§ PROVIDED RECORDS:
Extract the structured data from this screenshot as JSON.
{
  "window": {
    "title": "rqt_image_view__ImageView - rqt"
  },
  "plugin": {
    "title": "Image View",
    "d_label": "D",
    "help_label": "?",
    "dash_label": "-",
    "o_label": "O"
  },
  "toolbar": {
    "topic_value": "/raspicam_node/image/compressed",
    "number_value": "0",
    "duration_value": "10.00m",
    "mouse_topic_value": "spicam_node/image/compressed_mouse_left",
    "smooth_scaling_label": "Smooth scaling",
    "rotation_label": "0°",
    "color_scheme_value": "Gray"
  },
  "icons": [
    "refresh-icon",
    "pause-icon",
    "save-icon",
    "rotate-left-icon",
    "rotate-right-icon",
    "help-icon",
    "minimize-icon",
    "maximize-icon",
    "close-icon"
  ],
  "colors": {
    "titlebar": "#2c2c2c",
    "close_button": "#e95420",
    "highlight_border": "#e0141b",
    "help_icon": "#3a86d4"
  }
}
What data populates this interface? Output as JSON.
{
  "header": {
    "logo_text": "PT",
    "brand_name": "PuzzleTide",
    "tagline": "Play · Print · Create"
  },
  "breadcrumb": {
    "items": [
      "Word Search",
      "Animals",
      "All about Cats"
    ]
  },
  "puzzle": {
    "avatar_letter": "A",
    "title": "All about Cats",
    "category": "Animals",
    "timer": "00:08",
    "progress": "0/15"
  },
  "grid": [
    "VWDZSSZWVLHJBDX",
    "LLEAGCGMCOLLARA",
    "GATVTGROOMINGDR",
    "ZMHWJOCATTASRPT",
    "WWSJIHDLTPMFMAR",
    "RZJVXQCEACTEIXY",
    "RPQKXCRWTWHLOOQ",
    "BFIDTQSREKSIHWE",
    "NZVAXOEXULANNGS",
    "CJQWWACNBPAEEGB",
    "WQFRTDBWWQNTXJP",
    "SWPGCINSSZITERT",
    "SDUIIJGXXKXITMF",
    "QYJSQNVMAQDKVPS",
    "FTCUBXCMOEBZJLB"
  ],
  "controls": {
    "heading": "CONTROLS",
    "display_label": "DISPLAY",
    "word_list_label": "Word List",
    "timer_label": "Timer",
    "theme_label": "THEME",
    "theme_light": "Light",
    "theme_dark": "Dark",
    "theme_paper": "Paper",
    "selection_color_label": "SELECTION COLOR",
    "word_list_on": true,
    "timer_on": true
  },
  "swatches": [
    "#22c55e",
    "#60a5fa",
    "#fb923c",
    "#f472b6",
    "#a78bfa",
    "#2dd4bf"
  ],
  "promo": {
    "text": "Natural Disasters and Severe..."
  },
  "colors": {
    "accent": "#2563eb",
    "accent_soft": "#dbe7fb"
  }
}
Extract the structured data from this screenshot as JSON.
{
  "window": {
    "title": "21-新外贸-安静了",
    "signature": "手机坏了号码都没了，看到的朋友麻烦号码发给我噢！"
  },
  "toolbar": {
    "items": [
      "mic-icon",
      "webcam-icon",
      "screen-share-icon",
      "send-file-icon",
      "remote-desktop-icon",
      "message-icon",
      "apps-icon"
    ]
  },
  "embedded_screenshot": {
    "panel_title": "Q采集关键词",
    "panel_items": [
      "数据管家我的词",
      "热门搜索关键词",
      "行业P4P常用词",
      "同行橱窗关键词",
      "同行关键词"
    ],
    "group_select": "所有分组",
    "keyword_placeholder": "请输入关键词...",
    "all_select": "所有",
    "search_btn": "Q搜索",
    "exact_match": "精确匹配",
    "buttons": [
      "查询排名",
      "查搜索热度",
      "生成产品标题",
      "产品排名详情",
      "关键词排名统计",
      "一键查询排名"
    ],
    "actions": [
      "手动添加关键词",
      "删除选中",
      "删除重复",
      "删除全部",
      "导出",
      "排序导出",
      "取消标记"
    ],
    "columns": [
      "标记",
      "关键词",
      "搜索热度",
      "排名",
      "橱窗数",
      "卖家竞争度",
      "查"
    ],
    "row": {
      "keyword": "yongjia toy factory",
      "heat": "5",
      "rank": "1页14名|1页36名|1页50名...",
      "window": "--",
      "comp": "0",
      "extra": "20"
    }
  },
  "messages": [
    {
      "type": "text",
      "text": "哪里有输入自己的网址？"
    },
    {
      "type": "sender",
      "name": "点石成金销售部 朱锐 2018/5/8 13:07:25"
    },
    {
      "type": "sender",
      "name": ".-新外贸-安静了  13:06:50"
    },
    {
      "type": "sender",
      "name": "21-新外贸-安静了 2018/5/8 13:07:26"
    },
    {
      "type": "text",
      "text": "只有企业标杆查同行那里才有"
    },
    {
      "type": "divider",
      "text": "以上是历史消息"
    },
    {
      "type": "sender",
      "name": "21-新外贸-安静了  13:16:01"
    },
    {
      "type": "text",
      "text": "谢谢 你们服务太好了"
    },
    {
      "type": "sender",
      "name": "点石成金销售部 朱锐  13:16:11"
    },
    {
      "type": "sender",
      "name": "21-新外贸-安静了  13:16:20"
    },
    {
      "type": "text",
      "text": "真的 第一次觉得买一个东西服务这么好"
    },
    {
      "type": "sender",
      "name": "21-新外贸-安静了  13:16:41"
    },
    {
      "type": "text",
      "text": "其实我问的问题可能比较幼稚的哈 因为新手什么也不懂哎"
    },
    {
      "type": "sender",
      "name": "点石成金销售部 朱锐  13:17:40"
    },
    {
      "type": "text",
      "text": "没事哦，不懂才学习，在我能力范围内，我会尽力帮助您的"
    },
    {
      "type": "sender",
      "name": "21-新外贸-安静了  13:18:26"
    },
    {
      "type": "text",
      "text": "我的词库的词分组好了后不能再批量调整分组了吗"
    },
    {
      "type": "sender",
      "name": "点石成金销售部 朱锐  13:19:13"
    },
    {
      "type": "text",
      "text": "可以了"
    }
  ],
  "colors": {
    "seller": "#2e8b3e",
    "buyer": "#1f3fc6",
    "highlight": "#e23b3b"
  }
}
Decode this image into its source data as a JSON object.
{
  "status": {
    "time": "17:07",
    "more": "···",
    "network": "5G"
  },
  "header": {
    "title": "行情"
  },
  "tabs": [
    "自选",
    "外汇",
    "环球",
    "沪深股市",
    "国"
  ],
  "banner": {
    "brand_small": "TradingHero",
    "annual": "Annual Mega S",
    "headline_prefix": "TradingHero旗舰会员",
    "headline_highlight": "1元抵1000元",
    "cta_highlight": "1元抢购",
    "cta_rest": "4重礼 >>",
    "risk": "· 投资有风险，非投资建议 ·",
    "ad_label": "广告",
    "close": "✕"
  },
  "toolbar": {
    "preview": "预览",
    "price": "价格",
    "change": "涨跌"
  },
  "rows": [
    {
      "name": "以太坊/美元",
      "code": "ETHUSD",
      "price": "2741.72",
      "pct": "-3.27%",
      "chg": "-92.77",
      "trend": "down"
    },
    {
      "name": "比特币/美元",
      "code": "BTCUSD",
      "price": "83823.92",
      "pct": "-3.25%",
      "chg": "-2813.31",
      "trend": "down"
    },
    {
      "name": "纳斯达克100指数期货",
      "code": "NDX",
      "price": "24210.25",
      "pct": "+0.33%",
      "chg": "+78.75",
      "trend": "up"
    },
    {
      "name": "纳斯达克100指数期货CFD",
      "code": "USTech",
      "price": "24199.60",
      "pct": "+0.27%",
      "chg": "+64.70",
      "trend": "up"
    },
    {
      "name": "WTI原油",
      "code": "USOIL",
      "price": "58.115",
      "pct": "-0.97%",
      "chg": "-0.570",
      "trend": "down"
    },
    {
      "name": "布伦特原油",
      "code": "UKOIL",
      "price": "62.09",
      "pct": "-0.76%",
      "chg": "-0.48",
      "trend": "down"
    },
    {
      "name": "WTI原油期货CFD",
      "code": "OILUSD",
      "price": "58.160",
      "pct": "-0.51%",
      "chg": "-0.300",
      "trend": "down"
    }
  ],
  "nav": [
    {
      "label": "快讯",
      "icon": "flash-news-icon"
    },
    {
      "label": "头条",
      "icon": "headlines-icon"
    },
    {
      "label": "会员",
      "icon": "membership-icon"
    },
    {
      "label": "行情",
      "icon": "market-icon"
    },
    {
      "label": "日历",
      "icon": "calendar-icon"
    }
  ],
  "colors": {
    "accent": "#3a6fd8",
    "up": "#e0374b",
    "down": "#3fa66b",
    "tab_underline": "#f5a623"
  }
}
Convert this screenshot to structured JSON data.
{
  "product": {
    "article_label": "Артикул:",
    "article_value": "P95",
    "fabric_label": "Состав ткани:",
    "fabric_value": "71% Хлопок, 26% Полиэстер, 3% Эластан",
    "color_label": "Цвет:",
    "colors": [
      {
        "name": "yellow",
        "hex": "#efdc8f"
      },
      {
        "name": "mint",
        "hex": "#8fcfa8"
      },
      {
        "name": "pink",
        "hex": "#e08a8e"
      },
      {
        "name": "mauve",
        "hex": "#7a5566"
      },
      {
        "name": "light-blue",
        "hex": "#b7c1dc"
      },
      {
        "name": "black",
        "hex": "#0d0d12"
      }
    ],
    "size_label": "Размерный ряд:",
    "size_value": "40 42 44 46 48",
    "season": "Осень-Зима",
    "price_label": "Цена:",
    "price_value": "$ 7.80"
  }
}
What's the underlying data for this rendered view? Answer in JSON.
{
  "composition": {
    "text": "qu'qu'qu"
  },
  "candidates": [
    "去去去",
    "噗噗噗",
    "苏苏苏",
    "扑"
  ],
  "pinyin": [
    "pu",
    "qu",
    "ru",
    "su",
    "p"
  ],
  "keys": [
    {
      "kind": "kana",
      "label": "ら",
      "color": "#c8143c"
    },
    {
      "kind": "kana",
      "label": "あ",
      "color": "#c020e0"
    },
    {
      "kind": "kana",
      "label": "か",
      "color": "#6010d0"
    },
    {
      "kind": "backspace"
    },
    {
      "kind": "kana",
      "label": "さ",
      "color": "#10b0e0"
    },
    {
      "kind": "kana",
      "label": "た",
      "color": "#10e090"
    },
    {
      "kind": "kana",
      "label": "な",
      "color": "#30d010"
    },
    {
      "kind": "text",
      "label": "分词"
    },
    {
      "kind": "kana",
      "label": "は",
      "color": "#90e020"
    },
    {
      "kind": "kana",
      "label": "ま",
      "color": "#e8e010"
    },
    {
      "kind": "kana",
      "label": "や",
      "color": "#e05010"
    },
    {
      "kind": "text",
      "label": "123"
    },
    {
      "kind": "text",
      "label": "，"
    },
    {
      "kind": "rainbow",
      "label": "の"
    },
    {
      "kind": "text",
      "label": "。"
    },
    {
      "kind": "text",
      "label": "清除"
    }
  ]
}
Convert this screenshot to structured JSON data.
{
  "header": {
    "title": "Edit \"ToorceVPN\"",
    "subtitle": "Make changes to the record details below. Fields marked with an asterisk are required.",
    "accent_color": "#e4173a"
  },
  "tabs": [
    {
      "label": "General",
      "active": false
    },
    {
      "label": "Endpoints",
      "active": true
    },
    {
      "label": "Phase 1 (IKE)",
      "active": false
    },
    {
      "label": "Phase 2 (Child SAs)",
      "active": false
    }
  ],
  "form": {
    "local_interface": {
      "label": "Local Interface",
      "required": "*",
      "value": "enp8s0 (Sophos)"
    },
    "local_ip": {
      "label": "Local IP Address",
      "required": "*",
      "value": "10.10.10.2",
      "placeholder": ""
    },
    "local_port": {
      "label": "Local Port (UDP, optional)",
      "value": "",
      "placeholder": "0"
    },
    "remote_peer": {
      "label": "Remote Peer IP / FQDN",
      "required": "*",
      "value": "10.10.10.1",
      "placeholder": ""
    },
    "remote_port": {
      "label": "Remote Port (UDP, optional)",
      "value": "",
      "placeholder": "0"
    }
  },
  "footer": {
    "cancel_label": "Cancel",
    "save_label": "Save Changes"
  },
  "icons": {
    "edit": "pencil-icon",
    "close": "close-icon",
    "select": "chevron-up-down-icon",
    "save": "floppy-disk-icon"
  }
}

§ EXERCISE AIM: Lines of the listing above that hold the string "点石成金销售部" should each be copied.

§ ANSWER TO THE EXERCISE:
      "name": "点石成金销售部 朱锐 2018/5/8 13:07:25"
      "name": "点石成金销售部 朱锐  13:16:11"
      "name": "点石成金销售部 朱锐  13:17:40"
      "name": "点石成金销售部 朱锐  13:19:13"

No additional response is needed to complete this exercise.